The three songs she sings by David Friedman, her long-time producer, are the most passionate and most personal. The soft orchestral introduction to "Listen to My Heart," full of strings and woodwinds, emphasizes her clear, soft vibrato and her ability to interpret lyrics as she asks you to listen to her heart, "Listen to it sing." She sings of spending her life "going one way to one dream," but then her voice becomes bigger, stronger, and louder and the accompaniment swells, and she announces triumphantly, "You're here and you're listening..." In "We Can Be Kind," also by Friedman, she asks "What can we do when there's nothing we can do," then answers, "We can be kind, we can take care of each other." In a strong, triumphant close, she asserts, "Together we can weather whatever tomorrow brings." In the final song on the album, "I'll Be Here with You," she sings almost as if the song is a lullaby, softly telling the listener, "Don't Be Afraid," assuring him that "whenever you need me, I'll be here with you...I'll keep you from harm," a message that now achieves particular poignancy.

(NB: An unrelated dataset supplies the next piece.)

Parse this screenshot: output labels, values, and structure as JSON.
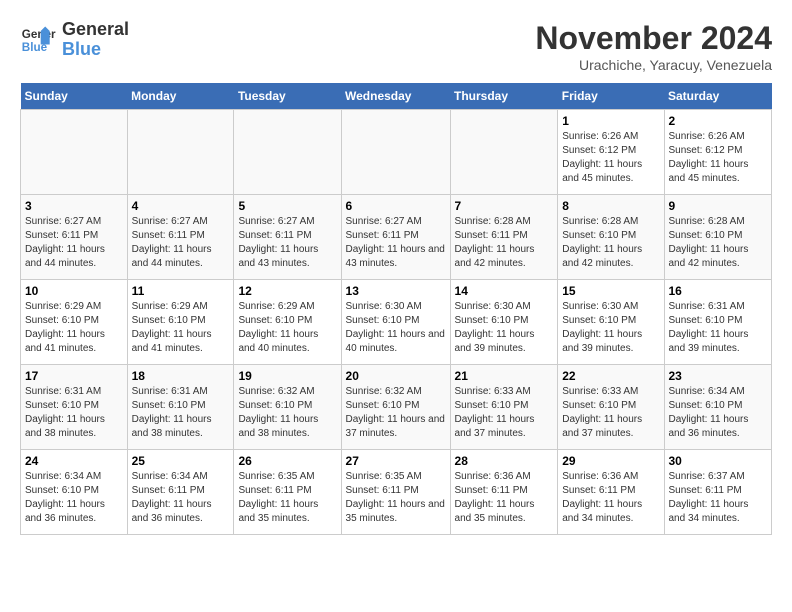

The upbeat "I Got the Sun in the Morning" by Irving Berlin, with its tenor sax and piano, the assertive "Have You Got Any Castles, Baby?" by Johnny Mercer, and the stunning integration of Johnny Mercer and Harold Arlen's "Out of this World" with Cole Porter's "So in Love" all take on new meaning in Nancy's hands. In the latter combination, she slows the tempo and sings "Out of This World" as a soft, mysterious ballad, accompanied by bass, guitar, harp, and strings, then uses a piano bridge into "So in Love," also with harp, and when she soars at the end into "I'm yours till I die," it's a "chicken skin" moment. The strength and purity of Nancy LaMott's voice and the control which allows her to give personal interpretations to old songs are at their peak in this album, the vibrant legacy of a strong woman and unforgettable "saloon singer." Mary Whipple